The January Barometer – As the S&P500 Goes in January, So Goes The Year. When the month of January records a gain, as measured by the S&P500 Index, history suggests that the rest of the year will serve as a benefactor, and finish in the black as well. Since 1950, this indicator has an incredible 88.7% accuracy ratio. This number also includes 2012, as January closed the month up 4.35% and the S&P500 is on pace to finish positive for the year.

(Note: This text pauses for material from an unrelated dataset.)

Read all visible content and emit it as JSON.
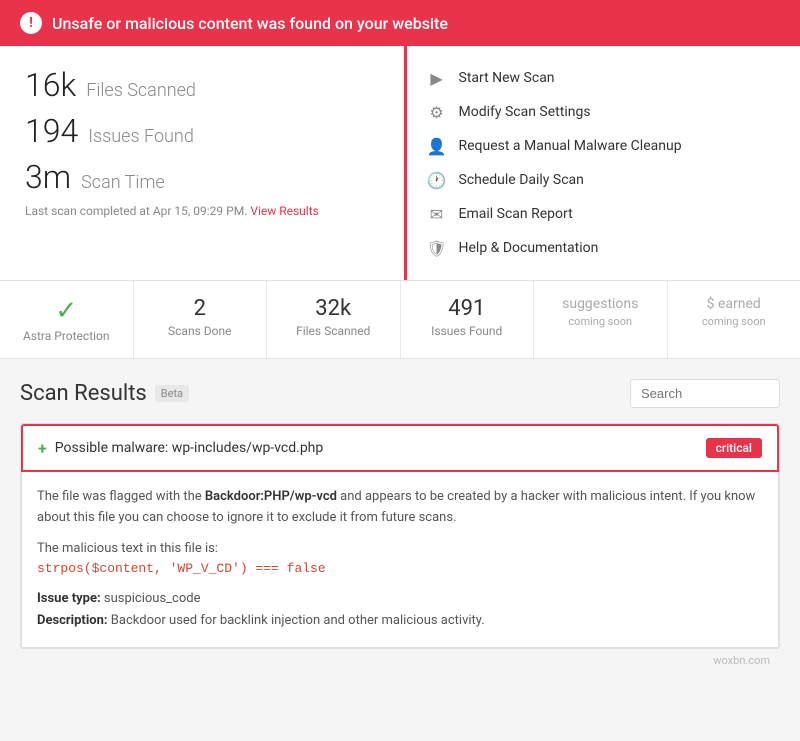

Down Januarys Serve as a Warning – According to the Stock Trader’s Almanac, every down January for the S&P500 since 1950, without exception, preceded a new or extended bear market, flat market, or a 10% correction. 12 bear markets began, and ten continued into second years with poor Januarys. When the first month of the year has been down, the rest of the year followed with an average loss of 13.9%. In most years, these declines later provided excellent buying opportunities. For example, 2008 was the worst January on record and preceded the worst bear market since the Great Depression. But 2009 proved to be one of the greatest buying opportunities in American history.
First Five Days in January Indicator – This one has a very nice track record as well. The last 40 UP first five days of the year have been followed by full-year gains 34 times for an 85% accuracy ratio. This includes 2012 which had a 1.8% rally in the first 5 days. The average gain for the first 39 of those years was 13.6%. It looks like 2012 will close up somewhere right around that number as well. The results are less reliable when the first 5 days in January are negative, showing just a 47.8% accuracy rate and an average gain of 0.2%. Going forward, I think it’s important to note that the S&P500 posted a gain for the first 5 days of the year in just 6 of the last 15 Post-Election Years.
The January Barometer Portfolio – The Standard & Poors top performing industries in January tend to outperform the S&P500 over the next 12 months. According to Sam Stovall, if on Feb. 1 you invested equally in the 3 sectors that posted the best returns in the month of January and held them until Feb. 1 of the following year, you would’ve received a compound rate of growth of 8% as compared with 6.6% for the S&P 500. If you bought the worst performers in January, you would’ve underperformed the market with a 5.5% return. Since 1970, the compound rate of growth for the 10 best-performing sub-industries based on their January performance was 14.4% as compared with 6.8% for the S&P 500, and 4% for the worst 10 sub-industries in the S&P 500 in that January. The best-performing sub-industries in January went on to beat the market in the subsequent months 69% of the time, so nearly 7 out of every 10 years. The worst performing groups outperformed the S&P only 38% of the time. This indicates to us that you’re better off sticking with the winners rather than the losers.
The January Effect – As we mentioned in our December 6th Post, “It’s Game Time for Small-Caps”, there is a tendency for Small-Cap stocks to outperform Large-Caps in the month of January. There are plenty of theories about why this is the case, but as a lot of us already know, this phenomenon now begins in mid-December. The stats don’t lie: from 1953 to 1995, small-caps outperformed large-caps in January 40 out of 43 years. But the shift into the mid-December starting point really got going after the 1987 crash. This year, however, the Russell2000 actually began outperforming the Larger-Cap Russell1000 in mid-November. So the results here should be interesting to look back on.
January is the NASDAQ’s Top Performing Month – Since 1971, the total percentage gain for the Nasdaq Composite in January is an unbelievable 115.2%. If you take the rest of the 11 months combined during that period, the rest of the year has averaged just 30.1% (1971-2011). 2012 was no different as the Nasdaq Composite gained 8% for the month of January and is up just about 6.6% since then.
Leído lo anterior, creo interesante subir el gráfico siguiente para comprobar la situación del mercado en términos de margen de deuda utilizada en las operaciones de mercado, se trata de un indicador de en alguna medida mide la confianza de la masa inversora, cuanto más seguros los inversores más deuda acumulan en la compra de activos… y está en máximos desde Lehman Brothers!